- [TASK DIRECTIONS]:
Write out only the lines running from the one that contains "Decode this image" to the end of the material, both ends included.

- [EXTRACTED RECORDS]:
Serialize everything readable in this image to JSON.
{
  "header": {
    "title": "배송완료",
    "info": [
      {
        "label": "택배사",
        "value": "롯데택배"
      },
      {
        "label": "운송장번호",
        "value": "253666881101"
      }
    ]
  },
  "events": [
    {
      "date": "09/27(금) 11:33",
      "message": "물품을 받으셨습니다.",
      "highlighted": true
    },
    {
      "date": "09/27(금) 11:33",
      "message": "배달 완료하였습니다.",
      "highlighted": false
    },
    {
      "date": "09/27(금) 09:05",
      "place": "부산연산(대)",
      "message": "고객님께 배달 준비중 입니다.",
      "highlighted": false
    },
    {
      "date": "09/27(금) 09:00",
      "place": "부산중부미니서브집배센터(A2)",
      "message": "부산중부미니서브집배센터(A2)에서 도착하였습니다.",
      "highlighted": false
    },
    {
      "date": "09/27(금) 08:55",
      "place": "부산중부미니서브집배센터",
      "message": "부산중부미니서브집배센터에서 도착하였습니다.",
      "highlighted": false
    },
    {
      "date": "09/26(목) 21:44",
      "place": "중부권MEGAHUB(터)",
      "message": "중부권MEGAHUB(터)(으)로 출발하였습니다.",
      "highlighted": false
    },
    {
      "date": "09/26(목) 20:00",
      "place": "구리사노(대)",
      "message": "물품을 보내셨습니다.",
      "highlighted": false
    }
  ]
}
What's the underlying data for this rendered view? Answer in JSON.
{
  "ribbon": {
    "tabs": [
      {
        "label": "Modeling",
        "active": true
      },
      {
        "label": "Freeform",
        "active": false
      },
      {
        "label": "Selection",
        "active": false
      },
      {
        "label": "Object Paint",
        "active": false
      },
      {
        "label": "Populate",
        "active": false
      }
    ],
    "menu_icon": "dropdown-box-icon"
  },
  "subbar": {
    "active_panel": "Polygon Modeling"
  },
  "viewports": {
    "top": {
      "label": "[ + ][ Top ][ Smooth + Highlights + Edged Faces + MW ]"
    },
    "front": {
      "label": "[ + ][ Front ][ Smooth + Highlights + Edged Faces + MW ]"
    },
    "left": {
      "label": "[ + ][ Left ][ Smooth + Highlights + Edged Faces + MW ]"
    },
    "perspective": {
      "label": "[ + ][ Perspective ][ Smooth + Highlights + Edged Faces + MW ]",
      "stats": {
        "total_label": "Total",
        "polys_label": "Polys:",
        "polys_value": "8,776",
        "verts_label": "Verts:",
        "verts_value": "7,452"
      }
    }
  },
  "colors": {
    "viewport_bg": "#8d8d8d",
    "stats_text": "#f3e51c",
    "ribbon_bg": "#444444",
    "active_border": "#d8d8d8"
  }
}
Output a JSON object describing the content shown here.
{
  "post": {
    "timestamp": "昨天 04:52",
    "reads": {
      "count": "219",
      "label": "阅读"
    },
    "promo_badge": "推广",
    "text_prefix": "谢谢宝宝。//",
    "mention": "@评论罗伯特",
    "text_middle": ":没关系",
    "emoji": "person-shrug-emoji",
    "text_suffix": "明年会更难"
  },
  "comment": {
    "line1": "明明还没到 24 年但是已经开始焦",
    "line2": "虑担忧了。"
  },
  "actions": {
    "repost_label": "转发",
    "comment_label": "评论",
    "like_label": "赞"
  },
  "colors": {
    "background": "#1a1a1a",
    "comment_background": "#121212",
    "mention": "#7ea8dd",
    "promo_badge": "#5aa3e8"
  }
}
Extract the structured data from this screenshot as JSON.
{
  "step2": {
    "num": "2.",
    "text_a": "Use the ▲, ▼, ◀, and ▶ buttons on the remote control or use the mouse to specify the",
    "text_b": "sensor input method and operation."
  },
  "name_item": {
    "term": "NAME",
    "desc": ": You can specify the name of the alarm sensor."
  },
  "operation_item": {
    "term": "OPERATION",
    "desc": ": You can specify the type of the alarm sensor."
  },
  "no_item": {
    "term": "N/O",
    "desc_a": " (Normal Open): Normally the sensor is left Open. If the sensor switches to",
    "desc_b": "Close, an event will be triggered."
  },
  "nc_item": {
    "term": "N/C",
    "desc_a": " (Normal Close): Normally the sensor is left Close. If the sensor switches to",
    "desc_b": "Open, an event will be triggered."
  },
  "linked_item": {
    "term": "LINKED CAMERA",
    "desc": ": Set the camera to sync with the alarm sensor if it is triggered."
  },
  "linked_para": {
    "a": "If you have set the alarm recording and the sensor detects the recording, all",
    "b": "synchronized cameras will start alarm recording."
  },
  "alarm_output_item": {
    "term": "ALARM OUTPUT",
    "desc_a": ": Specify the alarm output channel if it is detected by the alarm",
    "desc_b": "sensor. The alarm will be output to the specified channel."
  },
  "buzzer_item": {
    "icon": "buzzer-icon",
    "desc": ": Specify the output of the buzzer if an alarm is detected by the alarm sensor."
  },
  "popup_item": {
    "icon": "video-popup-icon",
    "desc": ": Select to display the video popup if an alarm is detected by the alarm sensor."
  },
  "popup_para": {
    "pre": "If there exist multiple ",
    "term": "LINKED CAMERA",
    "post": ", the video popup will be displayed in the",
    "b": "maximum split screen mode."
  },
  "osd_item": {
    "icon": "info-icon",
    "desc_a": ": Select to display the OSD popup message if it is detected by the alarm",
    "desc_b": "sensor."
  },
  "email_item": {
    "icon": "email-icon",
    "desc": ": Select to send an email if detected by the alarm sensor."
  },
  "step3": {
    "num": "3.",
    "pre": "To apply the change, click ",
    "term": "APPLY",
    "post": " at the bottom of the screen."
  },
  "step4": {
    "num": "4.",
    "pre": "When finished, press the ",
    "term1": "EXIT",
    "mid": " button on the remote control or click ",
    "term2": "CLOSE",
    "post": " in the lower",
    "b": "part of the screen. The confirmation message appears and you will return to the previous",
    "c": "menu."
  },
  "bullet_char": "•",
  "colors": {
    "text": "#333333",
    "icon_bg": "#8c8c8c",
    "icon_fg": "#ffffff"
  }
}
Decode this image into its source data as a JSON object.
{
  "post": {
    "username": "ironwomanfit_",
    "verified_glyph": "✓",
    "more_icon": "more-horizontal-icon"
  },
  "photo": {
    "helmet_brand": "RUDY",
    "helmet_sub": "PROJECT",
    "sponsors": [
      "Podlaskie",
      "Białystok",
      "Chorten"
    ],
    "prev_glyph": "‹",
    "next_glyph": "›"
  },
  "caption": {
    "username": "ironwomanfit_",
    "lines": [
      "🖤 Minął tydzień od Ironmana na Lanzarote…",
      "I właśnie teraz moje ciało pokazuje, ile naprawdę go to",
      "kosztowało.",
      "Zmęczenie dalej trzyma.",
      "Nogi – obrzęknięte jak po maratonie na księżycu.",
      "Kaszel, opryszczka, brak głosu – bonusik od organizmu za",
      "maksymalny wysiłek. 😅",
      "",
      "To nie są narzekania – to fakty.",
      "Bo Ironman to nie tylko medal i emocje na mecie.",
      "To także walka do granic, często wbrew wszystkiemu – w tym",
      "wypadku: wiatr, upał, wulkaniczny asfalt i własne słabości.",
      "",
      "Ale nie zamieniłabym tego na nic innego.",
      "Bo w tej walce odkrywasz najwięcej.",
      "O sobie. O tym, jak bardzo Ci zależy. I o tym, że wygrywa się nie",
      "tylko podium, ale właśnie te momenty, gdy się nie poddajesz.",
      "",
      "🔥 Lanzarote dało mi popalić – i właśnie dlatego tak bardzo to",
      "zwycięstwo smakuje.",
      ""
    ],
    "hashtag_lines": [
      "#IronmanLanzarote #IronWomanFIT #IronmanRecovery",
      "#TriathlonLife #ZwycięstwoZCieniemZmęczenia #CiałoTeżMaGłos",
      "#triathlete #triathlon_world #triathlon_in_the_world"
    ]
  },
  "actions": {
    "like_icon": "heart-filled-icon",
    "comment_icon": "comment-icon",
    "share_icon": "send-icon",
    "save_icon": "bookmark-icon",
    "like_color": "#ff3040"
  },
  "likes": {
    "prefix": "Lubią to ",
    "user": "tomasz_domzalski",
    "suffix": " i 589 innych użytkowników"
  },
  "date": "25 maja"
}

- [EXERCISE ANSWER]:
Decode this image into its source data as a JSON object.
{
  "post": {
    "username": "ironwomanfit_",
    "verified_glyph": "✓",
    "more_icon": "more-horizontal-icon"
  },
  "photo": {
    "helmet_brand": "RUDY",
    "helmet_sub": "PROJECT",
    "sponsors": [
      "Podlaskie",
      "Białystok",
      "Chorten"
    ],
    "prev_glyph": "‹",
    "next_glyph": "›"
  },
  "caption": {
    "username": "ironwomanfit_",
    "lines": [
      "🖤 Minął tydzień od Ironmana na Lanzarote…",
      "I właśnie teraz moje ciało pokazuje, ile naprawdę go to",
      "kosztowało.",
      "Zmęczenie dalej trzyma.",
      "Nogi – obrzęknięte jak po maratonie na księżycu.",
      "Kaszel, opryszczka, brak głosu – bonusik od organizmu za",
      "maksymalny wysiłek. 😅",
      "",
      "To nie są narzekania – to fakty.",
      "Bo Ironman to nie tylko medal i emocje na mecie.",
      "To także walka do granic, często wbrew wszystkiemu – w tym",
      "wypadku: wiatr, upał, wulkaniczny asfalt i własne słabości.",
      "",
      "Ale nie zamieniłabym tego na nic innego.",
      "Bo w tej walce odkrywasz najwięcej.",
      "O sobie. O tym, jak bardzo Ci zależy. I o tym, że wygrywa się nie",
      "tylko podium, ale właśnie te momenty, gdy się nie poddajesz.",
      "",
      "🔥 Lanzarote dało mi popalić – i właśnie dlatego tak bardzo to",
      "zwycięstwo smakuje.",
      ""
    ],
    "hashtag_lines": [
      "#IronmanLanzarote #IronWomanFIT #IronmanRecovery",
      "#TriathlonLife #ZwycięstwoZCieniemZmęczenia #CiałoTeżMaGłos",
      "#triathlete #triathlon_world #triathlon_in_the_world"
    ]
  },
  "actions": {
    "like_icon": "heart-filled-icon",
    "comment_icon": "comment-icon",
    "share_icon": "send-icon",
    "save_icon": "bookmark-icon",
    "like_color": "#ff3040"
  },
  "likes": {
    "prefix": "Lubią to ",
    "user": "tomasz_domzalski",
    "suffix": " i 589 innych użytkowników"
  },
  "date": "25 maja"
}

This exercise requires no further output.